As far as bluffs go, this one would have seemed laughable not too long ago, but then the Braves just up and decided to leave their relatively new ballpark for the suburbs so I suppose anything can happen. But still, this seems like a pretty weak bluff. Via the Chicago Tribune’s story about the inpasse the Cubs and the rooftop owners have reached regarding view-blocking signage and scoreboards:
In a separate interview on WSCR-AM, Cubs spokesman Julian Green said the possibility of leaving Wrigley Field remains, though the Ricketts family wants to win a World Series at Wrigley Field.
“How far do you go before you say ‘You know what? We tried and we tried to make the good effort, but it didn’t work out?’” Green said. “I won’t speak on behalf of the family, but I’m sure this is weighing heavily on them because they want to move forward on this.”
A lot farther than this, that’s how far you go. According to the article the Cubs get $3-4 million a year in revenue from the rooftop owners and are looking to get $15-20 million a year from ads on billboards and scoreboards that would block their view. So I guess you see how much money they have to play with to buy out their increasingly estranged business partners across the street.
Or I guess they can see if there are suckers in Schaumburg like the ones the Braves found in Cobb County.
The Braves signed left-handed reliever Jacob Lindgren to a one-year deal, according to a team announcement on Sunday.
Lindgren, the Yankees’ top draft pick in 2014, was nicknamed “The Strikeout Factory” after blowing through four levels of New York’s farm system in 2014. He started the 2015 season in Triple-A Scranton/Wilkes-Barre and was called up for his major league debut only two months into the 2015 season. The 22-year-old lasted seven innings with the club before succumbing to bone chips in his elbow, and underwent bone spur surgery in June before trying his luck again during spring training in 2016.
In August, the Yankees shut Lindgren down for the remainder of the season so the lefty could undergo Tommy John surgery. With a projected return date of 2018, Lindgren was non-tendered by the Yankees on Friday.

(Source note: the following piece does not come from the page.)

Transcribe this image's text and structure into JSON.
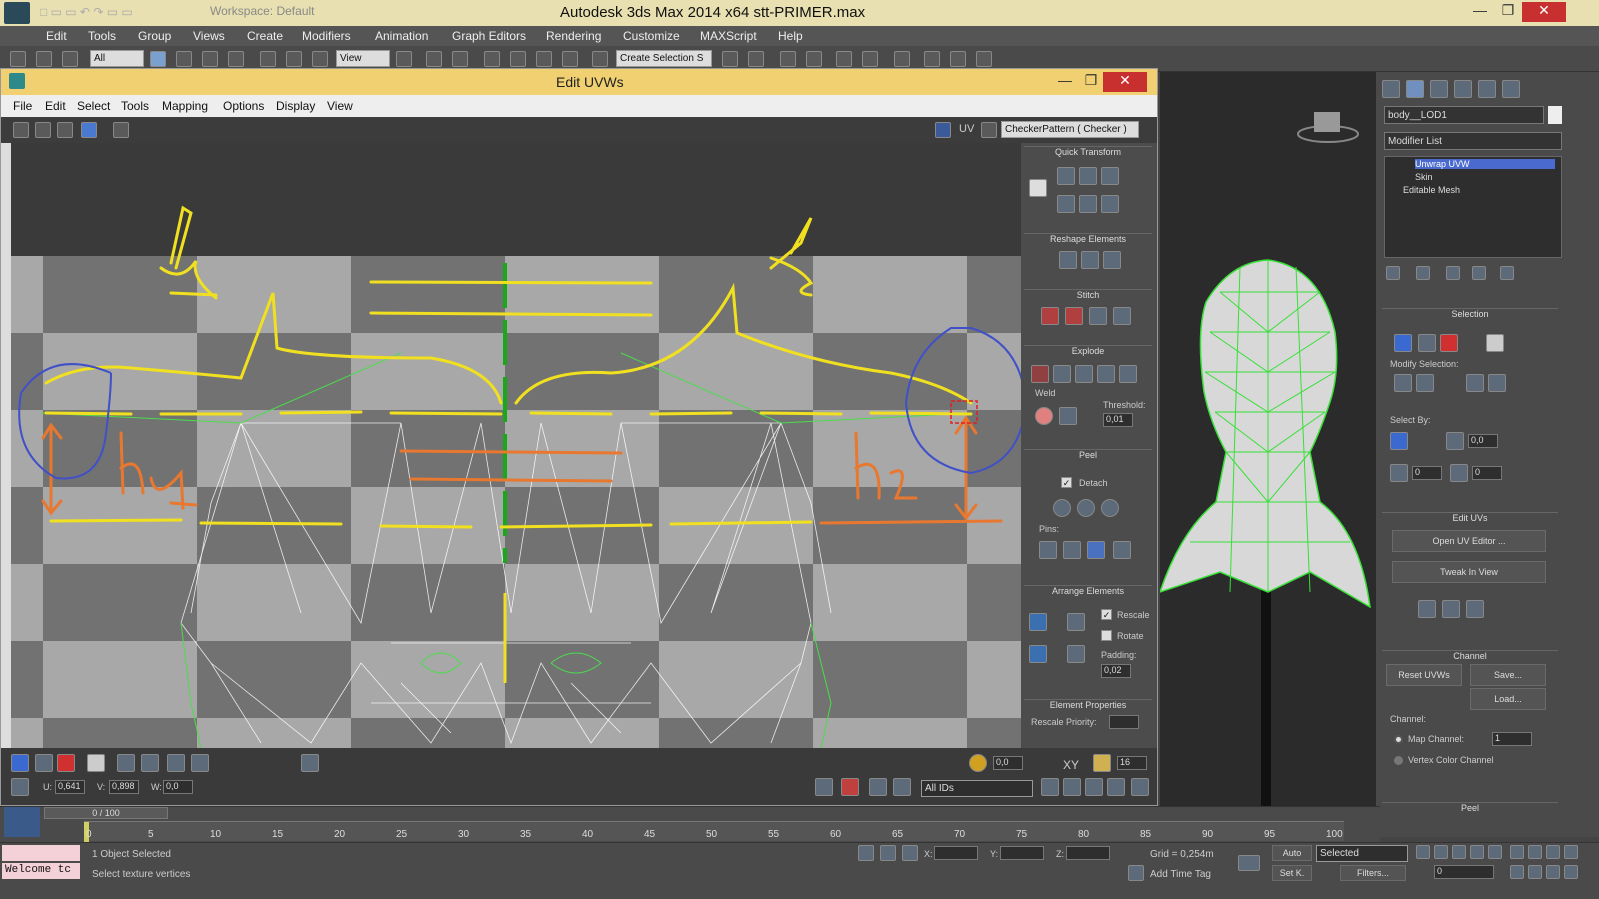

While the Braves won’t get the benefit of Lindgren’s top prospect skill set in their bullpen anytime soon, he will remain under club control if they keep him on their 40-man roster beyond the 2017 season (per ESPN’s Keith Law).
Free agent closer Mark Melancon is entertaining at least two offers in the four-year, $60+ million ballpark, reports FOX Sports’ Ken Rosenthal. The teams thought to be in the running are the Giants and Nationals, with the Giants having a slight edge due to their strong interest in him last summer (per ESPN’s Jerry Crasnick).
Crasnick also said that while the Giants are keeping tabs on the top three free agent closers this winter, the other two being Kenley Jansen and Aroldis Chapman, they’re leaning toward Melancon as a (slightly) more affordable option in the ‘pen. It’s worth noting that Melancon would not cost the Giants a draft pick if they decided to sign him.
Melancon had an outstanding season in 2016, nearly reaching career-best numbers with a 1.64 ERA, 2.42 FIP and 5.42 K/BB rate in 71 1/3 innings split between the Pirates and Nationals’ bullpens. The veteran right-hander earned his third career All-Star distinction after stifling opposing hitters with a 1.23 ERA and 7.9 K/9 rate in the first half, and went on to appear in his fourth consecutive playoff run.
Despite the Giants’ apparent lead in the bidding for Melancon, Rosenthal mentioned a third mystery team who might throw their hat in the ring as well. No clubs have been name-dropped as of yet.